+++ The records +++
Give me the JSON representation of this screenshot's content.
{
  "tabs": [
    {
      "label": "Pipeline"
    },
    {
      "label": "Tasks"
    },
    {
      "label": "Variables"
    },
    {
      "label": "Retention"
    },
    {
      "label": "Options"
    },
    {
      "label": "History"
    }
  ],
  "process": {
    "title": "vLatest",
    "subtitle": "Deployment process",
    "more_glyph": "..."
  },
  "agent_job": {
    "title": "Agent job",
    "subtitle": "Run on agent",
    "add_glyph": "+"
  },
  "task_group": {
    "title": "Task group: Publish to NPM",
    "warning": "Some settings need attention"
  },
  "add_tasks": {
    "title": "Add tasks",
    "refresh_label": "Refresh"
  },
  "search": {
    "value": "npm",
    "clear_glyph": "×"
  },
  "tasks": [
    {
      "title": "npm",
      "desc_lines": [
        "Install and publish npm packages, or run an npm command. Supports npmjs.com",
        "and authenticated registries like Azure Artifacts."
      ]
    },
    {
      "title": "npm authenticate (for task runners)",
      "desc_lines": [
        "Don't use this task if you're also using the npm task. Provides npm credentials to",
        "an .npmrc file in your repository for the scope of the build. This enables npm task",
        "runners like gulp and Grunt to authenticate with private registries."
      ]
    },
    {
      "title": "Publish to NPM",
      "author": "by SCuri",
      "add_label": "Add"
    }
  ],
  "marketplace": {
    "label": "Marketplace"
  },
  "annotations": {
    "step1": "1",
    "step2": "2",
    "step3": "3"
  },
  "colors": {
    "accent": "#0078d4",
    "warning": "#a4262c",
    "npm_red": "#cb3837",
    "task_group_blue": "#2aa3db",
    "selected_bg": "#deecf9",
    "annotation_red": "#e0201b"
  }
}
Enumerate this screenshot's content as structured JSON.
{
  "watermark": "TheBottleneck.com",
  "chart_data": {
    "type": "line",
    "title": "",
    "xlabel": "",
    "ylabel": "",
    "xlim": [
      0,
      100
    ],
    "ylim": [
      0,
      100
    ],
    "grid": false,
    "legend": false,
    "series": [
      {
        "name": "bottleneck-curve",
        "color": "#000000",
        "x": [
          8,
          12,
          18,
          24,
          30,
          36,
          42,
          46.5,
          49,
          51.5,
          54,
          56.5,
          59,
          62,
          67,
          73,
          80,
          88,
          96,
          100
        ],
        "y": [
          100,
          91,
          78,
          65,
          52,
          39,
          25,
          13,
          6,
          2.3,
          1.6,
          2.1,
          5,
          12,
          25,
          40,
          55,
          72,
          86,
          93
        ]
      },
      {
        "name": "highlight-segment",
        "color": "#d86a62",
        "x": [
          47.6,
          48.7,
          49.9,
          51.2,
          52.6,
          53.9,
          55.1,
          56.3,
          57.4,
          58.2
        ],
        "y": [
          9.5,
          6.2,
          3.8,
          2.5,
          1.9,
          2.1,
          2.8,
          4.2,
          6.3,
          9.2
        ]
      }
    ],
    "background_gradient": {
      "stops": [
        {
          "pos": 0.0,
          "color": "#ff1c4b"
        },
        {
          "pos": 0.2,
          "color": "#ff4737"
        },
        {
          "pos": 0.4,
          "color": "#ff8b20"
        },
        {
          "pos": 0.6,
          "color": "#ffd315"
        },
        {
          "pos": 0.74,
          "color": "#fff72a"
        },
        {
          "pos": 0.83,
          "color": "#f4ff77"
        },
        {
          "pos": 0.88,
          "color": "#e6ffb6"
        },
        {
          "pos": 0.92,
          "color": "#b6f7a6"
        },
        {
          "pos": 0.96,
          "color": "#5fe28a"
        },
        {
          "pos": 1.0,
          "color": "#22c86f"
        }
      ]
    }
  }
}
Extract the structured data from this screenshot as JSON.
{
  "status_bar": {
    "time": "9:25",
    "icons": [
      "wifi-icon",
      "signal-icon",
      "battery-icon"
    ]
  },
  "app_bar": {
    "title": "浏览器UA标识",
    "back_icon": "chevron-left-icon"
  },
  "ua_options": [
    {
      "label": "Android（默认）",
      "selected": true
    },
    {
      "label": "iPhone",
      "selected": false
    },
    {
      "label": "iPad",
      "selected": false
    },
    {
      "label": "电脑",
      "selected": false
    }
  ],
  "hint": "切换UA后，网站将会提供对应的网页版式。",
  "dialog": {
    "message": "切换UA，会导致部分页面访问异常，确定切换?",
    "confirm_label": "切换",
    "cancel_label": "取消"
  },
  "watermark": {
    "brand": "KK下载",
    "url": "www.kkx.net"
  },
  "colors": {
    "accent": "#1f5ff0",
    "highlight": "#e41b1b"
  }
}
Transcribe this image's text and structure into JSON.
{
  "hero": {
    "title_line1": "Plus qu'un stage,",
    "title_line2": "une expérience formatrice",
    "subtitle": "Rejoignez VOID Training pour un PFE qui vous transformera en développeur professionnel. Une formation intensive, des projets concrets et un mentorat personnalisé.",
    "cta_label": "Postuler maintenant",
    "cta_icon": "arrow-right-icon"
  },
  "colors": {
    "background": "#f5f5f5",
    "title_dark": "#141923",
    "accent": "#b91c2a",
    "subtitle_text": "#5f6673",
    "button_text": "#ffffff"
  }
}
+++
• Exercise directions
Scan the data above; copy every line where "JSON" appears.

• Answer to the exercise
Give me the JSON representation of this screenshot's content.
Enumerate this screenshot's content as structured JSON.
Extract the structured data from this screenshot as JSON.
Transcribe this image's text and structure into JSON.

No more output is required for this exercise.